With this news, Toyota’s chances of recapturing its best selling non-national manufacturer title seems significantly more possible. In Malaysia, one of the biggest blows Toyota received was not having a product to compete against the ever-popular Honda HR-V, but all that should change now with the new Toyota C-HR.
Based on Toyota’s New Global Architecture (TNGA), the C-HR shares similar underpinnings as the Prius. In the aesthetic department, the C-HR remains consistent with Toyota’s recent design language, with sharp edges and strong lines that run the side of its body. If you cant find the rear door latch, that’s because it’s integrated within the C-pillar; a coupe-esque design cue that reminds us a whole lot of the HR-V.
Powertrain choices for the C-HR include a 1.2-litre turbo engine (currently powering the European Auris models), a 2.0-litre petrol unit and a 1.8-litre hybrid engine from the fourth-generation Prius. It can be had with a six-speed manual or a CVT, whereas drive is either to the front wheels or all wheels.
The C-HR is claimed to match the driving dynamics of a modern C-segment hatchback, made possible thanks to the refined TNGA platform and its low centre of gravity. Toyota vouches for the C-HR’s fun-to-drive element, a notion its CEO Akio Toyoda expressively envisioned when he assumed the role in Toyota Motor Corporation.
So, the bigger question is, will the Toyota C-HR be offered here in Malaysia? That’s a given, really. Specs wise, we can expect to get the front-wheel drive variant, although the likelihood of it being powered by the 1.2-litre turbocharged engine is as good as none. That leaves us with either the 1.8-litre hybrid or the 2.0-litre lump – the latter seems most promising at this juncture, due to high costs involved in offering the hybrid.
Although details of the 2.0-litre variant remain sketchy at this point of time, we can refer to the two current 2.0-litre engines powering the Corolla Altis (3ZR-FE, 143 horsepower) and Camry (6AR-FSE, 165 horsepower). It would be lovely if we could have the modern 6AR lump, but if the gearbox is going to be a CVT, then our best chance would be the Altis’ 2.0-litre 3ZR engine.
The real secret behind the success of the HR-V is not only its great looks, but Honda Malaysia did an incredible job at its pricing and the equipment it offers. Should UMW Toyota play their cards right by providing a decent kit with an equally competitive price to match, expect not only a really close battle between the HR-V and the C-HR, but also a major sales boost that could rocket UMW Toyota right up to its top spot once again.
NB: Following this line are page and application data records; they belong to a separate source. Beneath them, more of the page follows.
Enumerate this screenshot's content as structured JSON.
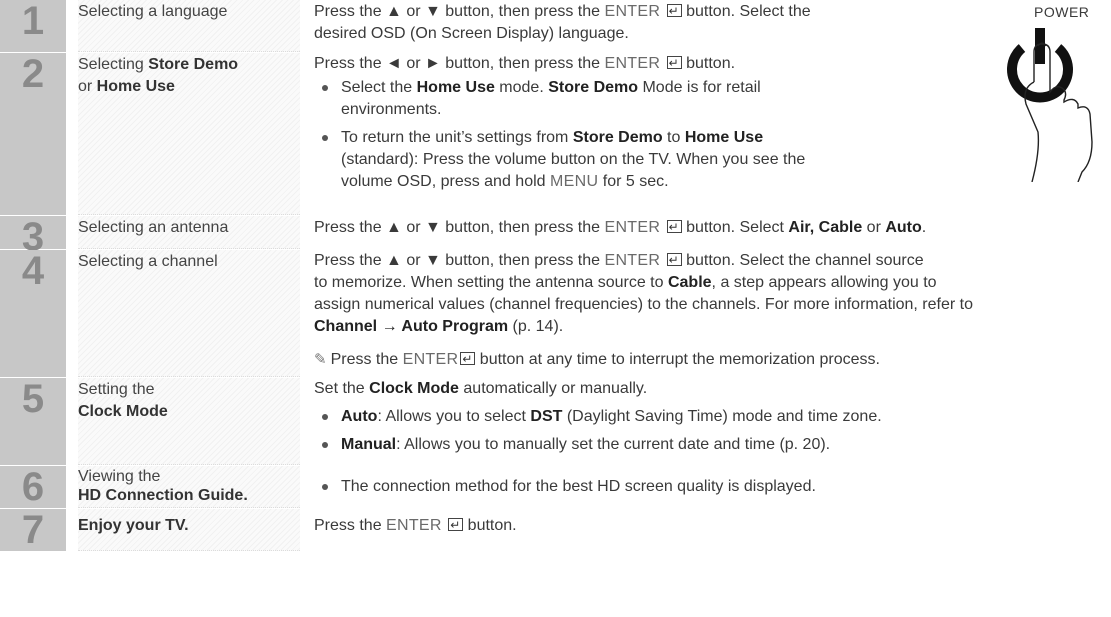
{
  "power": {
    "label": "POWER",
    "icon": "power-hand-icon"
  },
  "enter_button": {
    "label": "ENTER",
    "icon": "enter-icon"
  },
  "steps": [
    {
      "number": "1",
      "label": "Selecting a language",
      "text_a": "Press the ▲ or ▼ button, then press the ",
      "text_b": " button. Select the",
      "text_c": "desired OSD (On Screen Display) language."
    },
    {
      "number": "2",
      "label_a": "Selecting ",
      "label_b": "Store Demo",
      "label_c": "or ",
      "label_d": "Home Use",
      "text_a": "Press the ◄ or ► button, then press the ",
      "text_b": " button.",
      "bullet1_a": "Select the ",
      "bullet1_b": "Home Use",
      "bullet1_c": " mode. ",
      "bullet1_d": "Store Demo",
      "bullet1_e": " Mode is for retail",
      "bullet1_f": "environments.",
      "bullet2_a": "To return the unit’s settings from ",
      "bullet2_b": "Store Demo",
      "bullet2_c": " to ",
      "bullet2_d": "Home Use",
      "bullet2_e": "(standard): Press the volume button on the TV. When you see the",
      "bullet2_f": "volume OSD, press and hold ",
      "bullet2_g": "MENU",
      "bullet2_h": " for 5 sec."
    },
    {
      "number": "3",
      "label": "Selecting an antenna",
      "text_a": "Press the ▲ or ▼ button, then press the ",
      "text_b": " button. Select ",
      "text_c": "Air, Cable",
      "text_d": " or ",
      "text_e": "Auto",
      "text_f": "."
    },
    {
      "number": "4",
      "label": "Selecting a channel",
      "text_a": "Press the ▲ or ▼ button, then press the ",
      "text_b": " button. Select the channel source",
      "text_c": "to memorize. When setting the antenna source to ",
      "text_d": "Cable",
      "text_e": ", a step appears allowing you to",
      "text_f": "assign numerical values (channel frequencies) to the channels. For more information, refer to",
      "text_g": "Channel → Auto Program",
      "text_h": " (p. 14).",
      "note_a": "Press the ",
      "note_b": " button at any time to interrupt the memorization process."
    },
    {
      "number": "5",
      "label_a": "Setting the",
      "label_b": "Clock Mode",
      "text_a": "Set the ",
      "text_b": "Clock Mode",
      "text_c": " automatically or manually.",
      "bullet1_a": "Auto",
      "bullet1_b": ": Allows you to select ",
      "bullet1_c": "DST",
      "bullet1_d": " (Daylight Saving Time) mode and time zone.",
      "bullet2_a": "Manual",
      "bullet2_b": ": Allows you to manually set the current date and time (p. 20)."
    },
    {
      "number": "6",
      "label_a": "Viewing the",
      "label_b": "HD Connection Guide.",
      "bullet1": "The connection method for the best HD screen quality is displayed."
    },
    {
      "number": "7",
      "label": "Enjoy your TV.",
      "text_a": "Press the ",
      "text_b": " button."
    }
  ]
}
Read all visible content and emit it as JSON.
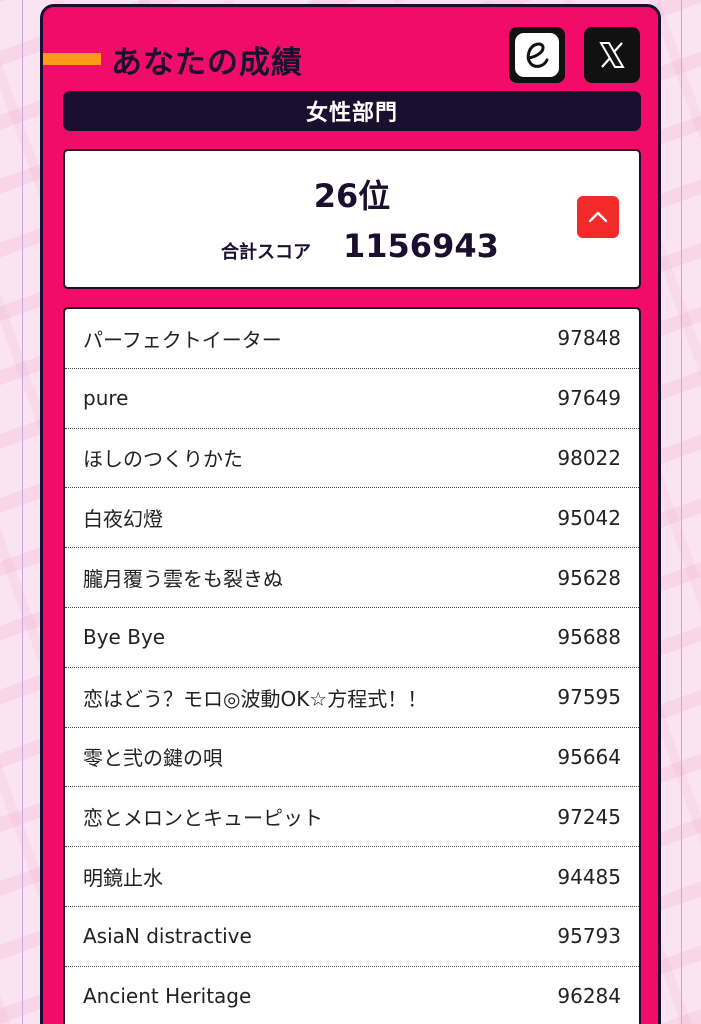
{
  "header": {
    "title": "あなたの成績",
    "share_icons": [
      {
        "name": "e-icon",
        "glyph": "e"
      },
      {
        "name": "x-icon",
        "glyph": "𝕏"
      }
    ]
  },
  "division": "女性部門",
  "result": {
    "rank": "26位",
    "total_label": "合計スコア",
    "total_value": "1156943"
  },
  "songs": [
    {
      "title": "パーフェクトイーター",
      "score": "97848"
    },
    {
      "title": "pure",
      "score": "97649"
    },
    {
      "title": "ほしのつくりかた",
      "score": "98022"
    },
    {
      "title": "白夜幻燈",
      "score": "95042"
    },
    {
      "title": "朧月覆う雲をも裂きぬ",
      "score": "95628"
    },
    {
      "title": "Bye Bye",
      "score": "95688"
    },
    {
      "title": "恋はどう？モロ◎波動OK☆方程式！！",
      "score": "97595"
    },
    {
      "title": "零と弐の鍵の唄",
      "score": "95664"
    },
    {
      "title": "恋とメロンとキューピット",
      "score": "97245"
    },
    {
      "title": "明鏡止水",
      "score": "94485"
    },
    {
      "title": "AsiaN distractive",
      "score": "95793"
    },
    {
      "title": "Ancient Heritage",
      "score": "96284"
    }
  ],
  "colors": {
    "card": "#f20c6a",
    "dark": "#1a0f2e",
    "accent": "#ff9a18",
    "collapse": "#f22a2a"
  }
}
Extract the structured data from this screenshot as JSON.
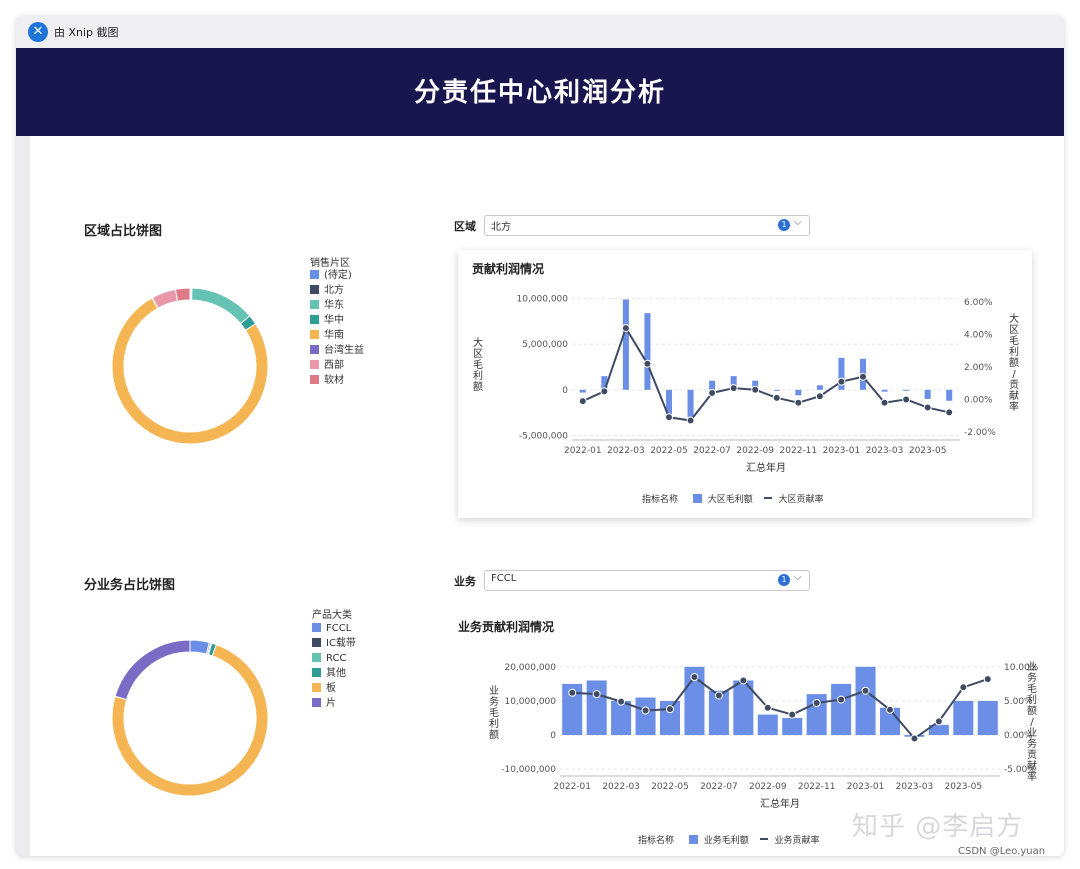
{
  "window": {
    "title": "由 Xnip 截图",
    "app_icon": "xnip-icon"
  },
  "page": {
    "title": "分责任中心利润分析"
  },
  "colors": {
    "banner": "#19154f",
    "bar": "#6b8fe6",
    "line": "#3f4a63"
  },
  "region_section": {
    "title": "区域占比饼图",
    "legend_title": "销售片区",
    "legend": [
      "(待定)",
      "北方",
      "华东",
      "华中",
      "华南",
      "台湾生益",
      "西部",
      "软材"
    ],
    "legend_colors": [
      "#6b8fe6",
      "#3f4a63",
      "#66c2b3",
      "#2f9c96",
      "#f5b553",
      "#7a6bc4",
      "#e898a8",
      "#dd7a86"
    ],
    "filter": {
      "label": "区域",
      "value": "北方",
      "badge": "1"
    }
  },
  "business_section": {
    "title": "分业务占比饼图",
    "legend_title": "产品大类",
    "legend": [
      "FCCL",
      "IC载带",
      "RCC",
      "其他",
      "板",
      "片"
    ],
    "legend_colors": [
      "#6b8fe6",
      "#3f4a63",
      "#66c2b3",
      "#2f9c96",
      "#f5b553",
      "#7a6bc4"
    ],
    "filter": {
      "label": "业务",
      "value": "FCCL",
      "badge": "1"
    }
  },
  "region_chart": {
    "title": "贡献利润情况",
    "legend_label": "指标名称",
    "legend_bar": "大区毛利额",
    "legend_line": "大区贡献率"
  },
  "business_chart": {
    "title": "业务贡献利润情况",
    "legend_label": "指标名称",
    "legend_bar": "业务毛利额",
    "legend_line": "业务贡献率"
  },
  "watermark": "知乎 @李启方",
  "credit": "CSDN @Leo.yuan",
  "chart_data": [
    {
      "type": "pie",
      "variant": "donut",
      "title": "区域占比饼图",
      "legend_title": "销售片区",
      "categories": [
        "(待定)",
        "北方",
        "华东",
        "华中",
        "华南",
        "台湾生益",
        "西部",
        "软材"
      ],
      "values": [
        0.2,
        0.2,
        13.5,
        2.0,
        76.0,
        0.1,
        5.0,
        3.0
      ],
      "colors": [
        "#6b8fe6",
        "#3f4a63",
        "#66c2b3",
        "#2f9c96",
        "#f5b553",
        "#7a6bc4",
        "#e898a8",
        "#dd7a86"
      ]
    },
    {
      "type": "bar",
      "combo": "bar+line",
      "title": "贡献利润情况",
      "x": [
        "2022-01",
        "2022-02",
        "2022-03",
        "2022-04",
        "2022-05",
        "2022-06",
        "2022-07",
        "2022-08",
        "2022-09",
        "2022-10",
        "2022-11",
        "2022-12",
        "2023-01",
        "2023-02",
        "2023-03",
        "2023-04",
        "2023-05",
        "2023-06"
      ],
      "xticks": [
        "2022-01",
        "2022-03",
        "2022-05",
        "2022-07",
        "2022-09",
        "2022-11",
        "2023-01",
        "2023-03",
        "2023-05"
      ],
      "xlabel": "汇总年月",
      "ylabel": "大区毛利额",
      "y2label": "大区毛利额/贡献率",
      "ylim": [
        -5500000,
        10500000
      ],
      "yticks": [
        10000000,
        5000000,
        0,
        -5000000
      ],
      "ytick_labels": [
        "10,000,000",
        "5,000,000",
        "0",
        "-5,000,000"
      ],
      "y2lim": [
        -2.5,
        6.5
      ],
      "y2ticks": [
        6,
        4,
        2,
        0,
        -2
      ],
      "y2tick_labels": [
        "6.00%",
        "4.00%",
        "2.00%",
        "0.00%",
        "-2.00%"
      ],
      "series": [
        {
          "name": "大区毛利额",
          "type": "bar",
          "values": [
            -300000,
            1500000,
            9900000,
            8400000,
            -2800000,
            -3000000,
            1000000,
            1500000,
            1000000,
            -100000,
            -600000,
            500000,
            3500000,
            3400000,
            -200000,
            -100000,
            -1000000,
            -1200000
          ]
        },
        {
          "name": "大区贡献率",
          "type": "line",
          "values": [
            -0.1,
            0.5,
            4.4,
            2.2,
            -1.1,
            -1.3,
            0.4,
            0.7,
            0.6,
            0.1,
            -0.2,
            0.2,
            1.1,
            1.4,
            -0.2,
            0.0,
            -0.5,
            -0.8
          ]
        }
      ]
    },
    {
      "type": "pie",
      "variant": "donut",
      "title": "分业务占比饼图",
      "legend_title": "产品大类",
      "categories": [
        "FCCL",
        "IC载带",
        "RCC",
        "其他",
        "板",
        "片"
      ],
      "values": [
        4.0,
        0.3,
        0.2,
        1.0,
        74.0,
        20.5
      ],
      "colors": [
        "#6b8fe6",
        "#3f4a63",
        "#66c2b3",
        "#2f9c96",
        "#f5b553",
        "#7a6bc4"
      ]
    },
    {
      "type": "bar",
      "combo": "bar+line",
      "title": "业务贡献利润情况",
      "x": [
        "2022-01",
        "2022-02",
        "2022-03",
        "2022-04",
        "2022-05",
        "2022-06",
        "2022-07",
        "2022-08",
        "2022-09",
        "2022-10",
        "2022-11",
        "2022-12",
        "2023-01",
        "2023-02",
        "2023-03",
        "2023-04",
        "2023-05",
        "2023-06"
      ],
      "xticks": [
        "2022-01",
        "2022-03",
        "2022-05",
        "2022-07",
        "2022-09",
        "2022-11",
        "2023-01",
        "2023-03",
        "2023-05"
      ],
      "xlabel": "汇总年月",
      "ylabel": "业务毛利额",
      "y2label": "业务毛利额/业务贡献率",
      "ylim": [
        -12000000,
        22000000
      ],
      "yticks": [
        20000000,
        10000000,
        0,
        -10000000
      ],
      "ytick_labels": [
        "20,000,000",
        "10,000,000",
        "0",
        "-10,000,000"
      ],
      "y2lim": [
        -6,
        11
      ],
      "y2ticks": [
        10,
        5,
        0,
        -5
      ],
      "y2tick_labels": [
        "10.00%",
        "5.00%",
        "0.00%",
        "-5.00%"
      ],
      "series": [
        {
          "name": "业务毛利额",
          "type": "bar",
          "values": [
            15000000,
            16000000,
            10000000,
            11000000,
            10000000,
            20000000,
            13000000,
            16000000,
            6000000,
            5000000,
            12000000,
            15000000,
            20000000,
            8000000,
            -500000,
            3000000,
            10000000,
            10000000
          ]
        },
        {
          "name": "业务贡献率",
          "type": "line",
          "values": [
            6.2,
            6.0,
            4.9,
            3.6,
            3.8,
            8.5,
            5.8,
            8.0,
            4.0,
            3.0,
            4.7,
            5.2,
            6.5,
            3.7,
            -0.5,
            2.0,
            7.0,
            8.2
          ]
        }
      ]
    }
  ]
}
After all, wouldn’t you love a high-riding car that looks like this?